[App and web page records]
##########
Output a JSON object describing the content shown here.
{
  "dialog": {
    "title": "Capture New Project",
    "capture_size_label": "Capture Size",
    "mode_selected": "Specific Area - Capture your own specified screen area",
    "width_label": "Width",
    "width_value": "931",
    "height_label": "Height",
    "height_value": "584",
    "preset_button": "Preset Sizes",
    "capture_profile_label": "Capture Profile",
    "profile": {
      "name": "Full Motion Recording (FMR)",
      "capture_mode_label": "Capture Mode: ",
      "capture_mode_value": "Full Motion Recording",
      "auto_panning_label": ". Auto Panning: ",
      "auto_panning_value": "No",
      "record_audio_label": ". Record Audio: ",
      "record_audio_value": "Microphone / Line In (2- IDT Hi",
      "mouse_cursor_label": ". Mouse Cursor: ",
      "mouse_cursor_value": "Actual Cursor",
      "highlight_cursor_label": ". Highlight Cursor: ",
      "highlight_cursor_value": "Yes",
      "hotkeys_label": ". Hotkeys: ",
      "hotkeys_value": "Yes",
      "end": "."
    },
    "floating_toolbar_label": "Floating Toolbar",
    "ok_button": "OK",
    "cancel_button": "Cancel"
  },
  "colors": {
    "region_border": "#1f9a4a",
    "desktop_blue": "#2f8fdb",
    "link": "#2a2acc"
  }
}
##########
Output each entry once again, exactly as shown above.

- _ANSWER BOX_:
Output a JSON object describing the content shown here.
{
  "dialog": {
    "title": "Capture New Project",
    "capture_size_label": "Capture Size",
    "mode_selected": "Specific Area - Capture your own specified screen area",
    "width_label": "Width",
    "width_value": "931",
    "height_label": "Height",
    "height_value": "584",
    "preset_button": "Preset Sizes",
    "capture_profile_label": "Capture Profile",
    "profile": {
      "name": "Full Motion Recording (FMR)",
      "capture_mode_label": "Capture Mode: ",
      "capture_mode_value": "Full Motion Recording",
      "auto_panning_label": ". Auto Panning: ",
      "auto_panning_value": "No",
      "record_audio_label": ". Record Audio: ",
      "record_audio_value": "Microphone / Line In (2- IDT Hi",
      "mouse_cursor_label": ". Mouse Cursor: ",
      "mouse_cursor_value": "Actual Cursor",
      "highlight_cursor_label": ". Highlight Cursor: ",
      "highlight_cursor_value": "Yes",
      "hotkeys_label": ". Hotkeys: ",
      "hotkeys_value": "Yes",
      "end": "."
    },
    "floating_toolbar_label": "Floating Toolbar",
    "ok_button": "OK",
    "cancel_button": "Cancel"
  },
  "colors": {
    "region_border": "#1f9a4a",
    "desktop_blue": "#2f8fdb",
    "link": "#2a2acc"
  }
}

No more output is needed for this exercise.